- Applied Skills - consisting of communication skills in giving and receiving information, history taking and clinical & procedural skills
- Royal College of Surgeons will only accept 60 candidates
- Paper applications must be submitted to the British Council and cannot be sent to the Royal College of Surgeons
- Candidates are able to apply online via the RCS website
Please note that you must pass Part A before proceeding to Part B. You must also take all components of Part B with the same college.
How many times can I take the exams?
With effect from the April 2013 Diet, candidates will be entitled to a maximum of 6 attempts at Part A.Candidates are permitted six attempts in which to pass all components of the Part B (oral, clinical, communication skills).Candidates are allowed up to four attempts at any combination of the MRCS Part B (OSCE), the DOHNS Part 2 (OSCE) or the MRCS Part 3 (OCC)
Where can I sit the exam?
Exams are held separately by each college. In Egypt you can sit the exam in either Cairo or Alexandria.
You can do each exam part with a different college, however you need to complete that part with the college (you cannot change college half-way through the sitting).
If you’ve applied to sit the exam with more than one of the three colleges at the same time, you’ll forfeit the additional application fee.
How much does each part cost?
| Oral, clinical and communication skills
| Clinical and communication only
| Clinical only
| Communication only
How can I pay?
All payments should be made in Egyptian pounds and by one of the following methods:
- Cheques addressed to the British Council only
- Credit card.
- Bank deposit
The British Council does not accept cash or cheques payable to the Royal College of Surgeons.
If the registration fee is not paid in full, the application will not be accepted.
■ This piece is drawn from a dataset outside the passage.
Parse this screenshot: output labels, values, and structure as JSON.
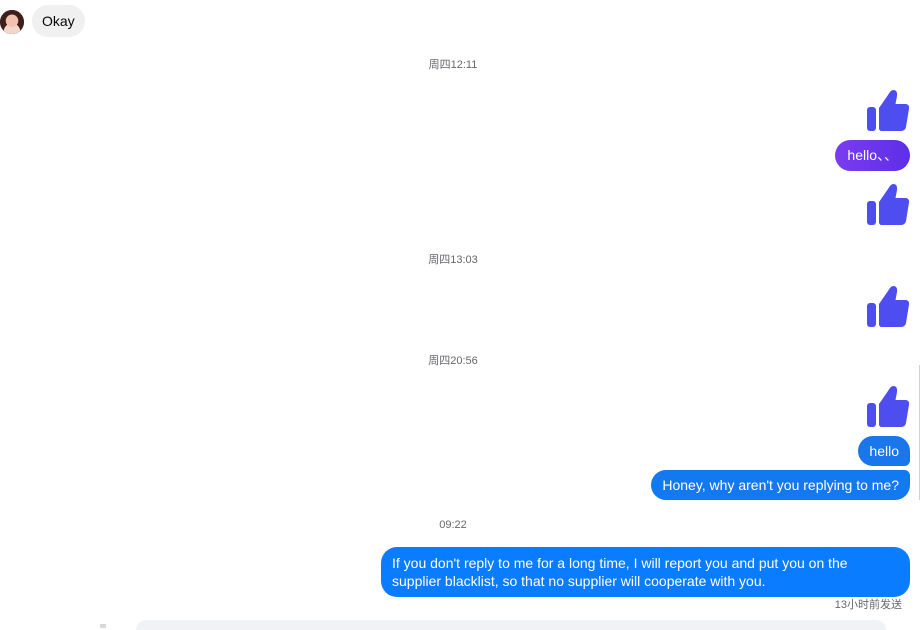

Attach any notes confirming payment to the Royal College of Surgeons to your application form.
How can I get my results?
Results will be published on the college website and distributed by post.
How many people can take Part B at one time?
Unfortunately, we can only accept a limited number of applicants on a first-come-first-served basis. The Royal College of Surgeons will only accept the following number of candidates:
• 400 candidates for either oral/clinical/communication or resitting the oral exam
• 80 candidates for clinical and communication taken separately or combined.
• 120 candidates for oral/clinical/communication.
How do I postpone my exam or get a refund?
We will only consider refunds before the registration closing date. Any request received after that date will not be accepted.
You will be given a full refund, minus 100LE to cover our local fees. We will pay refunds by bank transfer and only if we are provided with the correct bank details with the refund claim form. The Refund claim form is attached separately.
If you require a refund or exam postponement after the registration closing date, you should contact the Royal College of Surgeons directly.
Do you organise exams for people with disabilities?
We do our best to cater for any special needs. We will do all we can to help you understand test questions and ways of giving answers. You will be assessed fairly and objectively irrespective of disability.
If you require special arrangements please get in touch at least three months before submitting your application. Relevant supporting materials such as medical certificates should be submitted during registration.
Where can I find out more information about the exam?
Visit the Royal College of Surgeons of England website for more information about the IMRCS exam or email email@example.com
Contact us to find out more about us and how we can help arrange your exam.